Turn every stone
Shutting down fields and facilities forms a natural part of petroleum activities. Before production ceases, it is important that all measures which could provide profitable production have been assessed.
When a facility ceases to be used,
the area must be cleaned up
Tie-back of new discoveries can extend
the producing life of many facilities
(Photo: Aker Solutions)
Continuous technological progress, field development and tie-back of new discoveries may help to extend producing life. But the point will eventually be reached when the cost of continued production from a field is higher than the revenues generated by its own output and from any possible tied-back fields. The decision will then be taken to shut down and begin the work of removing the facilities. Estimating precise cessation dates for the various fields and installations is difficult, since they will depend on several factors. These could include oil and gas prices, expected developments in production, improved production techniques, operating and maintenance costs, and the technical condition and producing life of the installations. In addition to uncertainty over shutdown, the launch date and duration of the actual cessation project may be uncertain.
Fields which are or could shut down within five years
Up to 25 per cent of fields currently on stream could cease to produce over the coming five-year period. That might sound dramatic, but output from the relevant fields has only a minor impact on total production from the Norwegian continental shelf (NCS). At 31 December 2016, 23 fields had shut down on the NCS. Their output contributed six per cent of total Production.
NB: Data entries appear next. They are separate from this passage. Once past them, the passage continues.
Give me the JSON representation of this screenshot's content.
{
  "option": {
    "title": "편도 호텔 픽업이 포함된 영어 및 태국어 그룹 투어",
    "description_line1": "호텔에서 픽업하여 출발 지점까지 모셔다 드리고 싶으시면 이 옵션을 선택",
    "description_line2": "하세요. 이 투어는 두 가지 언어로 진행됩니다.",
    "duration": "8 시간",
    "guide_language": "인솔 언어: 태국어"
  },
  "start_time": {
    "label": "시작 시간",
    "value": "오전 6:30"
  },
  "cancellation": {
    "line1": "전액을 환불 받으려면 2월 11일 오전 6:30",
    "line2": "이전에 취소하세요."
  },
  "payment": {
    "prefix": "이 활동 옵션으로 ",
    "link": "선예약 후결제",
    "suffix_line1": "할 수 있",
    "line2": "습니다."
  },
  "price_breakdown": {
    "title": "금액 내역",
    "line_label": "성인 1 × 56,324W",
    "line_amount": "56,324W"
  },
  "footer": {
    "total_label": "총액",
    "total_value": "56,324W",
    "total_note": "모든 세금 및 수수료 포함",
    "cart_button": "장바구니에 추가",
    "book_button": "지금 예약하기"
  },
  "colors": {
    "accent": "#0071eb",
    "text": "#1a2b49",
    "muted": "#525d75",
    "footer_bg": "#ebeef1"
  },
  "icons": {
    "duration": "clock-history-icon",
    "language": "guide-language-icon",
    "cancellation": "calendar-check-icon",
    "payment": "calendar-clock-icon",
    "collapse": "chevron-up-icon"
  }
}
Changed assumptions affect producing life
When a plan for development and operation (PDO) is submitted to the government, the licensees will have planned how and for how long the field is to produce. This is based on knowledge and data at the submission date. While these early estimates have proved over-optimistic in some cases, fields usually stay on stream longer and produce more than originally expected.
Shutdown and disposal costs over the past five years totalled NOK 32.5 billion and NOK 8.5 billion respectively in 2016 value. These amounts are large viewed in isolation, but small compared with expenditure on exploration, development and operation and with revenues from the Fields.
Regulations for shutdown and disposal
Cessation of petroleum activities and disposal of facilities are regulated by chapter 5 of the Petroleum Act. This specifies requirements for a decommissioning plan as well as rules on notifying termination of use, the disposal decision, liability, encumbrances and takeover by the state.
Frigg is the largest field on the NCS so far to have completed the disposal of its facilities. Production ceased in 2004 after 27 years on stream. Offshore disposal work began in 2005 and this extensive job was finalised in 2010.
READ MORE: Frigg cessation took several years